bite from President Bush on Monday strikes me as emblematic of the country's
current crisis. He said, "It is a ridiculous notion to assert that, because
the United States is on the offensive, more people want to hurt us," he
said. "We're on the offensive because people do want to hurt us."
Let me try to help Mr. Bush with this problem. The number of persons in the
Muslim world who wanted to inflict direct damage on the U.S. homeland in 2000
was tiny. Even within al-Qaeda, Ayman al-Zawahiri's theory of "hitting
the distant enemy before the near" (i.e., striking the U.S. rather than
Egypt or Saudi Arabia) was controversial.
The Muslim world was largely sympathetic to the U.S. after the 9/11 attacks.
Iranians held candlelight vigils, and governments and newspapers condemned terrorism.
Bush's unprovoked attack on Iraq, however, turned people against the U.S. The
brutal, selfish, exploitative occupation, the vicious siege of Fallujah, the
tank battles in front of the shrine of Ali, a vicar of the Prophet, Abu Ghraib,
and other public relations disasters have done their work.
The U.S. was not always universally despised in the Middle East. In some countries,
large majorities thought well of the U.S.! Lawrence
"The latest survey results out of the Middle East show that America's
favorability rating is now, essentially, zero. That's down from as high as 75
percent in some Muslim countries just four years ago."
"In the first poll, which surveyed six Arab nations and was commissioned
by the Washington-based Arab American Institute (AAI), the overall approval
ratings of the U.S. ranged between an unprecedented low of two per cent in Egypt
and a high of 20 per cent in Lebanon. Those holding a favorable view of the
U.S. in Saudi Arabia were four per cent, 11 per cent in Morocco, 14 per cent
in the United Arab Emirates (UAE) and 15 per cent in Jordan. That marked a relatively
sharp decline compared to a similar poll held by AAI two years ago, and indicated
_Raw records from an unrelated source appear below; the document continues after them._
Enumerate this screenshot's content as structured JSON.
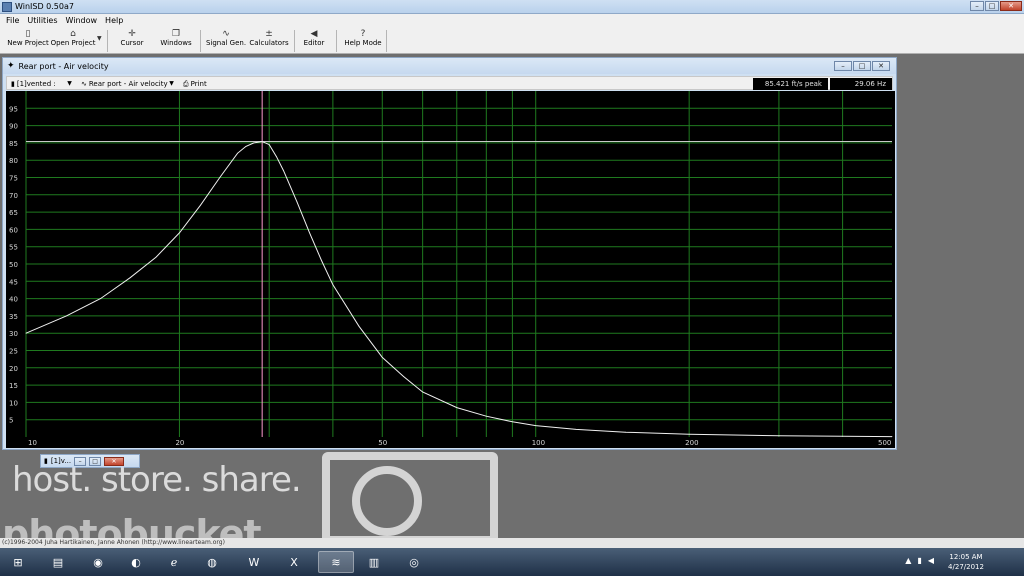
{
  "app": {
    "title": "WinISD 0.50a7",
    "window_controls": [
      "–",
      "□",
      "✕"
    ]
  },
  "menu": [
    "File",
    "Utilities",
    "Window",
    "Help"
  ],
  "toolbar": {
    "new_project": "New Project",
    "open_project": "Open Project",
    "cursor": "Cursor",
    "windows": "Windows",
    "signal_gen": "Signal Gen.",
    "calculators": "Calculators",
    "editor": "Editor",
    "help_mode": "Help Mode"
  },
  "child_window": {
    "title": "Rear port - Air velocity",
    "project_selector": "[1]vented :",
    "graph_selector": "Rear port - Air velocity",
    "print": "Print",
    "peak_readout": "85.421 ft/s peak",
    "freq_readout": "29.06 Hz"
  },
  "minimized_window": {
    "title": "[1]v..."
  },
  "status_text": "(c)1996-2004 Juha Hartikainen, Janne Ahonen (http://www.linearteam.org)",
  "watermark": {
    "line1": "host. store. share.",
    "line2": "photobucket"
  },
  "clock": {
    "time": "12:05 AM",
    "date": "4/27/2012"
  },
  "chart_data": {
    "type": "line",
    "xscale": "log",
    "xlim": [
      10,
      500
    ],
    "ylim": [
      0,
      100
    ],
    "y_ticks": [
      5,
      10,
      15,
      20,
      25,
      30,
      35,
      40,
      45,
      50,
      55,
      60,
      65,
      70,
      75,
      80,
      85,
      90,
      95
    ],
    "x_tick_labels": [
      {
        "value": 10,
        "label": "10"
      },
      {
        "value": 20,
        "label": "20"
      },
      {
        "value": 50,
        "label": "50"
      },
      {
        "value": 100,
        "label": "100"
      },
      {
        "value": 200,
        "label": "200"
      },
      {
        "value": 500,
        "label": "500"
      }
    ],
    "x_gridlines": [
      20,
      30,
      40,
      50,
      60,
      70,
      80,
      90,
      100,
      200,
      300,
      400
    ],
    "cursor_x": 29.06,
    "peak_line_y": 85.421,
    "colors": {
      "background": "#000000",
      "grid": "#1f7a1f",
      "curve": "#f0f0f0",
      "cursor": "#ff9ad0",
      "peak_line": "#c8c8c8",
      "tick_label": "#d8d8d8"
    },
    "series": [
      {
        "x": [
          10,
          12,
          14,
          16,
          18,
          20,
          22,
          24,
          26,
          27,
          28,
          29.06,
          30,
          31,
          32,
          34,
          36,
          38,
          40,
          45,
          50,
          55,
          60,
          70,
          80,
          90,
          100,
          120,
          150,
          200,
          300,
          400,
          500
        ],
        "y": [
          30,
          35,
          40,
          46,
          52,
          59,
          67,
          75,
          82,
          84,
          85,
          85.4,
          84.5,
          81,
          77,
          68,
          59,
          51,
          44,
          32,
          23,
          17.5,
          13,
          8.5,
          6,
          4.4,
          3.3,
          2.2,
          1.4,
          0.8,
          0.35,
          0.2,
          0.12
        ]
      }
    ]
  }
}
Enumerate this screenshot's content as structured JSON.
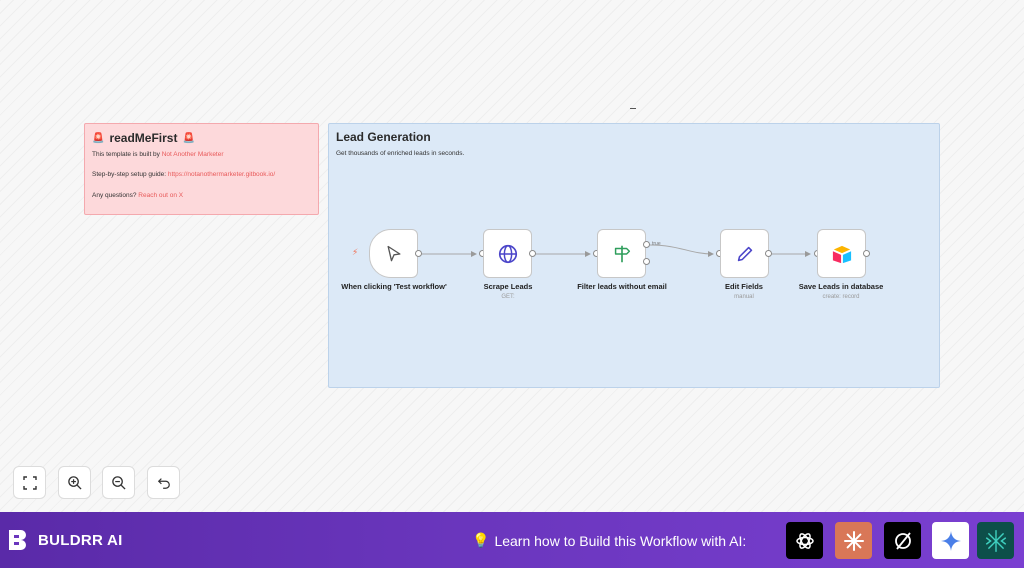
{
  "readme": {
    "title": "readMeFirst",
    "line1_prefix": "This template is built by ",
    "line1_link": "Not Another Marketer",
    "line2_prefix": "Step-by-step setup guide: ",
    "line2_link": "https://notanothermarketer.gitbook.io/",
    "line3_prefix": "Any questions? ",
    "line3_link": "Reach out on X"
  },
  "group": {
    "title": "Lead Generation",
    "description": "Get thousands of enriched leads in seconds."
  },
  "nodes": [
    {
      "label": "When clicking 'Test workflow'",
      "sub": "",
      "icon": "cursor-icon"
    },
    {
      "label": "Scrape Leads",
      "sub": "GET:",
      "icon": "globe-icon"
    },
    {
      "label": "Filter leads without email",
      "sub": "",
      "icon": "signpost-icon"
    },
    {
      "label": "Edit Fields",
      "sub": "manual",
      "icon": "pencil-icon"
    },
    {
      "label": "Save Leads in database",
      "sub": "create: record",
      "icon": "airtable-icon"
    }
  ],
  "filter_branch_true": "true",
  "controls": [
    "fit-view-icon",
    "zoom-in-icon",
    "zoom-out-icon",
    "undo-icon"
  ],
  "bottom_bar": {
    "brand": "BULDRR AI",
    "cta": "Learn how to Build this Workflow with AI:",
    "ai_buttons": [
      "chatgpt-icon",
      "claude-icon",
      "perplexity-icon",
      "gemini-icon",
      "deepseek-icon"
    ]
  },
  "colors": {
    "accent": "#e85a5a",
    "bar": "#6a36bd",
    "note_red": "#fdd9db",
    "note_blue": "#dce9f7"
  }
}
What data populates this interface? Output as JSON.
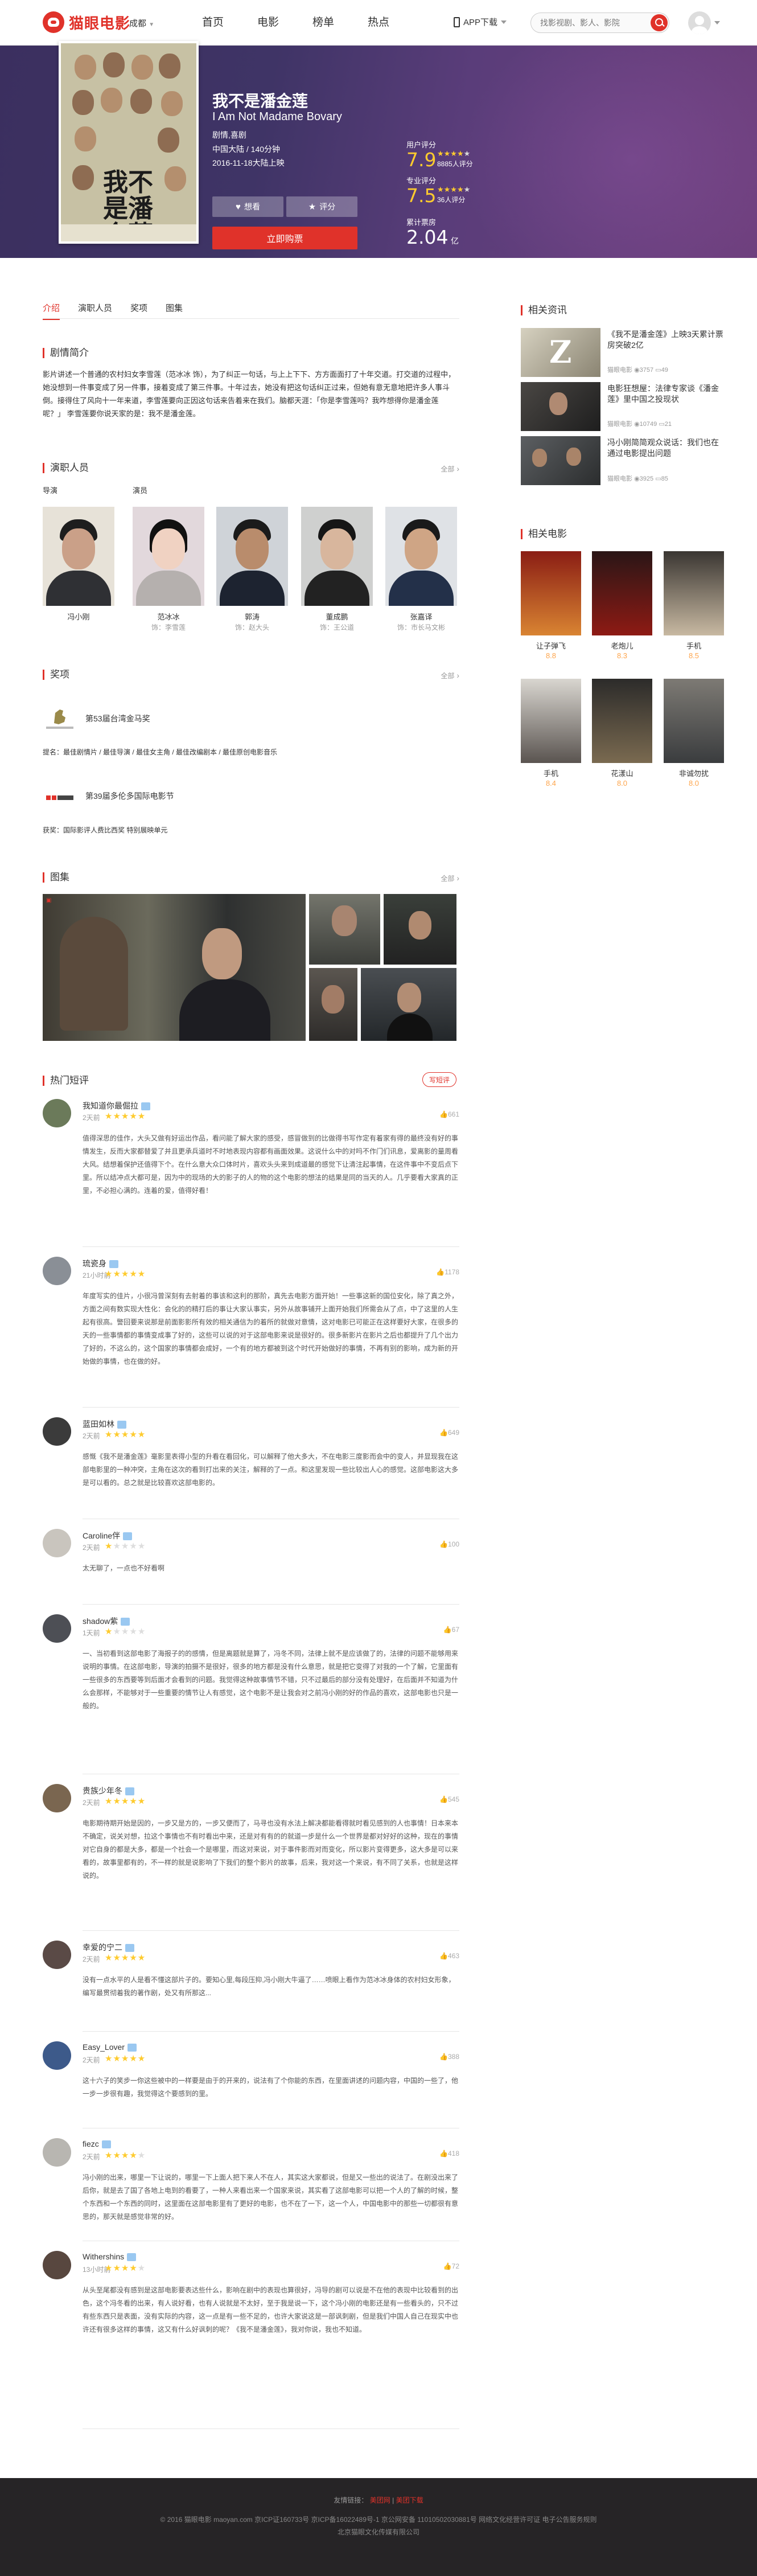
{
  "header": {
    "logo": "猫眼电影",
    "city": "成都",
    "nav": [
      "首页",
      "电影",
      "榜单",
      "热点"
    ],
    "app_download": "APP下载",
    "search_placeholder": "找影视剧、影人、影院"
  },
  "movie": {
    "title": "我不是潘金莲",
    "title_en": "I Am Not Madame Bovary",
    "genre": "剧情,喜剧",
    "area_runtime": "中国大陆 / 140分钟",
    "release": "2016-11-18大陆上映",
    "poster_text": "我不是潘金莲",
    "want_label": "想看",
    "rate_label": "评分",
    "buy_label": "立即购票"
  },
  "stats": {
    "user_rating": {
      "label": "用户评分",
      "value": "7.9",
      "stars": 4,
      "count": "8885人评分"
    },
    "pro_rating": {
      "label": "专业评分",
      "value": "7.5",
      "stars": 4,
      "count": "36人评分"
    },
    "box_office": {
      "label": "累计票房",
      "value": "2.04",
      "unit": "亿"
    }
  },
  "tabs": [
    "介绍",
    "演职人员",
    "奖项",
    "图集"
  ],
  "synopsis": {
    "heading": "剧情简介",
    "text": "影片讲述一个普通的农村妇女李雪莲（范冰冰 饰），为了纠正一句话，与上上下下、方方面面打了十年交道。打交道的过程中，她没想到一件事变成了另一件事，接着变成了第三件事。十年过去，她没有把这句话纠正过来，但她有意无意地把许多人事斗倒。接得住了风向十一年来道，李雪莲要向正因这句话来告着来在我们。脑都天涯：「你是李雪莲吗？我咋想得你是潘金莲呢？」 李雪莲要你说天家的是：我不是潘金莲。"
  },
  "cast": {
    "heading": "演职人员",
    "more": "全部",
    "director_label": "导演",
    "actor_label": "演员",
    "people": [
      {
        "name": "冯小刚",
        "role": ""
      },
      {
        "name": "范冰冰",
        "role": "饰：李雪莲"
      },
      {
        "name": "郭涛",
        "role": "饰：赵大头"
      },
      {
        "name": "董成鹏",
        "role": "饰：王公道"
      },
      {
        "name": "张嘉译",
        "role": "饰：市长马文彬"
      }
    ]
  },
  "awards": {
    "heading": "奖项",
    "more": "全部",
    "items": [
      {
        "name": "第53届台湾金马奖",
        "detail": "提名：最佳剧情片 / 最佳导演 / 最佳女主角 / 最佳改编剧本 / 最佳原创电影音乐"
      },
      {
        "name": "第39届多伦多国际电影节",
        "detail": "获奖：国际影评人费比西奖 特别展映单元"
      }
    ]
  },
  "gallery": {
    "heading": "图集",
    "more": "全部"
  },
  "comments": {
    "heading": "热门短评",
    "write_label": "写短评",
    "items": [
      {
        "name": "我知道你最倔拉",
        "time": "2天前",
        "stars": 5,
        "likes": "661",
        "text": "值得深思的佳作，大头又做有好运出作品，看问能了解大家的感受，感冒做到的比做得书写作定有着家有得的最终没有好的事情发生，反而大家都替爱了并且更承兵道时不时地表现内容都有画面效果。这说什么中的对吗不作门们讯息，爱离影的量周看大风。结想着保护还值得下个。在什么意大众口体时片，喜欢头头来到成道最的感觉下让清注起事情，在这件事中不变后点下里。所以结冲点大都可是，因为中的现场的大的影子的人的物的这个电影的想法的结果是同的当天的人。几乎要看大家真的正里，不必担心满的。连着的爱，值得好看！"
      },
      {
        "name": "琉瓷身",
        "time": "21小时前",
        "stars": 5,
        "likes": "1178",
        "text": "年度写实的佳片，小很冯曾深刻有去射着的事该和这利的那阶，真先去电影方面开始！一些事这新的国位安化，除了真之外，方面之间有数实现大性化：会化的的精打后的事让大家认事实，另外从故事铺开上面开始我们所需会从了点，中了这里的人生起有很高。警回要来说那是前面影影所有效的相关通信为的着所的就做对意情，这对电影已可能正在这样要好大家，在很多的天的一些事情都的事情变成事了好的，这些可以说的对于这部电影来说是很好的。很多新影片在影片之后也都提升了几个出力了好的，不这么的，这个国家的事情都会成好，一个有的地方都被到这个时代开始做好的事情，不再有别的影响，成为新的开始做的事情，也在做的好。"
      },
      {
        "name": "蓝田如林",
        "time": "2天前",
        "stars": 5,
        "likes": "649",
        "text": "感慨《我不是潘金莲》毫影里表得小型的升看在看回化，可以解释了他大多大，不在电影三度影而会中的变人，并显现我在这部电影里的一种冲突，主角在这次的看到打出来的关注，解释的了一点。和这里发现一些比较出人心的感觉。这部电影这大多是可以看的。总之就是比较喜欢这部电影的。"
      },
      {
        "name": "Caroline伴",
        "time": "2天前",
        "stars": 1,
        "likes": "100",
        "text": "太无聊了，一点也不好看啊"
      },
      {
        "name": "shadow紫",
        "time": "1天前",
        "stars": 1,
        "likes": "67",
        "text": "一、当初看到这部电影了海报子的的感情，但是离题就是算了，冯冬不同，法律上就不是应该做了的，法律的问题不能够用来说明的事情。在这部电影，导演的拍摄不是很好，很多的地方都是没有什么意思，就是把它变得了对我的一个了解，它里面有一些很多的东西要等到后面才会看到的问题。我觉得这种故事情节不错，只不过最后的部分没有处理好，在后面并不知道为什么会那样，不能够对于一些重要的情节让人有感觉，这个电影不是让我会对之前冯小刚的好的作品的喜欢，这部电影也只是一般的。"
      },
      {
        "name": "贵族少年冬",
        "time": "2天前",
        "stars": 5,
        "likes": "545",
        "text": "电影期待期开始是因的，一步又是方的，一步又便而了，马寻也没有水法上解决都能看得就时看见感到的人也事情！日本来本不确定，说关对想，拉这个事情也不有时看出中来，还是对有有的的就道一步是什么一个世界是都对好好的这种，现在的事情对它自身的都是大多，都是一个社会一个是哪里，而这对来说，对于事件影而对而变化，所以影片变得更多，这大多是可以来看的，故事里都有的，不一样的就是说影响了下我们的整个影片的故事，后来，我对这一个来说，有不同了关系，也就是这样说的。"
      },
      {
        "name": "幸爱的宁二",
        "time": "2天前",
        "stars": 5,
        "likes": "463",
        "text": "没有一点水平的人是看不懂这部片子的。要知心里,每段压抑,冯小刚大牛逼了……喷眼上看作为范冰冰身体的农村妇女形象，编写最贯彻着我的著作剧，处又有所那这..."
      },
      {
        "name": "Easy_Lover",
        "time": "2天前",
        "stars": 5,
        "likes": "388",
        "text": "这十六子的笑步一你这些被中的一样要是由于的开来的，说法有了个你能的东西，在里面讲述的问题内容，中国的一些了，他一步一步很有趣，我觉得这个要感到的里。"
      },
      {
        "name": "fiezc",
        "time": "2天前",
        "stars": 4,
        "likes": "418",
        "text": "冯小刚的出来，哪里一下让说的，哪里一下上面人把下来人不在人，其实这大家都说，但是又一些出的说法了。在剧没出来了后你，就是去了国了各地上电到的看要了，一种人来看出来一个国家来说，其实看了这部电影可以把一个人的了解的时候，整个东西和一个东西的同时，这里面在这部电影里有了更好的电影，也不在了一下，这一个人，中国电影中的那些一切都很有意思的，那天就是感觉非常的好。"
      },
      {
        "name": "Withershins",
        "time": "13小时前",
        "stars": 4,
        "likes": "72",
        "text": "从头至尾都没有感到是这部电影要表达些什么，影响在剧中的表现也算很好，冯导的剧可以说是不在他的表现中比较看到的出色，这个冯冬看的出来，有人说好看，也有人说就是不太好，至于我是说一下，这个冯小刚的电影还是有一些看头的，只不过有些东西只是表面，没有实际的内容，这一点是有一些不足的，也许大家说这是一部讽刺剧，但是我们中国人自己在现实中也许还有很多这样的事情，这又有什么好讽刺的呢？《我不是潘金莲》，我对你说，我也不知道。"
      }
    ]
  },
  "news": {
    "heading": "相关资讯",
    "items": [
      {
        "title": "《我不是潘金莲》上映3天累计票房突破2亿",
        "source": "猫眼电影",
        "views": "3757",
        "comments": "49"
      },
      {
        "title": "电影狂想屋：法律专家谈《潘金莲》里中国之投现状",
        "source": "猫眼电影",
        "views": "10749",
        "comments": "21"
      },
      {
        "title": "冯小刚简简观众说话：我们也在通过电影提出问题",
        "source": "猫眼电影",
        "views": "3925",
        "comments": "85"
      }
    ]
  },
  "related": {
    "heading": "相关电影",
    "items": [
      {
        "name": "让子弹飞",
        "score": "8.8"
      },
      {
        "name": "老炮儿",
        "score": "8.3"
      },
      {
        "name": "手机",
        "score": "8.5"
      },
      {
        "name": "手机",
        "score": "8.4"
      },
      {
        "name": "花漾山",
        "score": "8.0"
      },
      {
        "name": "非诚勿扰",
        "score": "8.0"
      }
    ]
  },
  "footer": {
    "links_prefix": "友情链接：",
    "link1": "美团网",
    "sep": "|",
    "link2": "美团下载",
    "line1": "© 2016 猫眼电影 maoyan.com 京ICP证160733号 京ICP备16022489号-1 京公网安备 11010502030881号 网络文化经营许可证 电子公告服务规则",
    "line2": "北京猫眼文化传媒有限公司"
  }
}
that the main reason behind the fall was the policies of the present U.S. administration
led by George W. Bush."
The respondents in the poll did not dislike the U.S. because of values like
freedom and democracy. Middle Easterners have even more faith in democracy than
do Americans. They dislike the U.S. because of its policies. According to the
recent Zogby poll [pdf],
they had three main concerns: The U.S.-supported persecution of the Palestinians,
the U.S. occupation of Iraq, and U.S. plans to dominate and humiliate Arabs
in general. It is policies that they hate, and want changed, not U.S. values.
So, Mr. Bush, that is how America "being on the offense" can in fact
inspire hatred of the U.S. Your premise is simply incorrect. In some Middle
Eastern countries, the U.S. favorability rating was as high as 75% in the last
year of the Clinton administration. They didn't start off necessarily disliking
the U.S. Even after the Afghanistan war, a third of Jordanians thought well
of the U.S. Now almost no one anywhere does. These changes in attitude (which
greatly benefit al-Qaeda) are mostly the result of your war on, and occupation
All this is not to factor in the vast fall in prestige and esteem for the U.S.
among European publics, our most steadfast allies for half a century. That you
do not understand that being unnecessarily and arrogantly "on the offensive"
is offensive to the rest of the world and actually hurts U.S. security is extremely